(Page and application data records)
┄┄┄┄┄┄
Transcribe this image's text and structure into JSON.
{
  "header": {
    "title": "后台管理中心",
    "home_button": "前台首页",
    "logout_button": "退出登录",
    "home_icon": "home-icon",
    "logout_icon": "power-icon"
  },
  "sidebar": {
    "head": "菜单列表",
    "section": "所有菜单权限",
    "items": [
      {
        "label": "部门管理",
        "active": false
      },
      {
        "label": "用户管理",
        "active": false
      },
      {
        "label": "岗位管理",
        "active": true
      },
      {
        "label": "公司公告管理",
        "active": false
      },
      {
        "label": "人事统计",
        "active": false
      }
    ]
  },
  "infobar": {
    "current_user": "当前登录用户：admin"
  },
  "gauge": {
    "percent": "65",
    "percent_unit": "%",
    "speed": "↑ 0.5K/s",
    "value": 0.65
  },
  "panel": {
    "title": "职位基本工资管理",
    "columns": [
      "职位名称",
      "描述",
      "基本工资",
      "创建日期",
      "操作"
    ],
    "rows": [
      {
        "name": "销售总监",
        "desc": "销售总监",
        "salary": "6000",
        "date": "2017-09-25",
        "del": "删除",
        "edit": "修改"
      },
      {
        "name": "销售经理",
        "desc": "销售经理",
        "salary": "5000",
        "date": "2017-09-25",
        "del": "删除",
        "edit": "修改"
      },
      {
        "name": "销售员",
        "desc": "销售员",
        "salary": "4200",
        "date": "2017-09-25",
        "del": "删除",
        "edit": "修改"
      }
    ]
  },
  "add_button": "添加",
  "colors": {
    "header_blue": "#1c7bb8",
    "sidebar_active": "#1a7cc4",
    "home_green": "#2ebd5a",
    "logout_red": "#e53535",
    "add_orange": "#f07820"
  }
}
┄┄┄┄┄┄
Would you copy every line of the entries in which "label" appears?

        "label": "部门管理",
        "label": "用户管理",
        "label": "岗位管理",
        "label": "公司公告管理",
        "label": "人事统计",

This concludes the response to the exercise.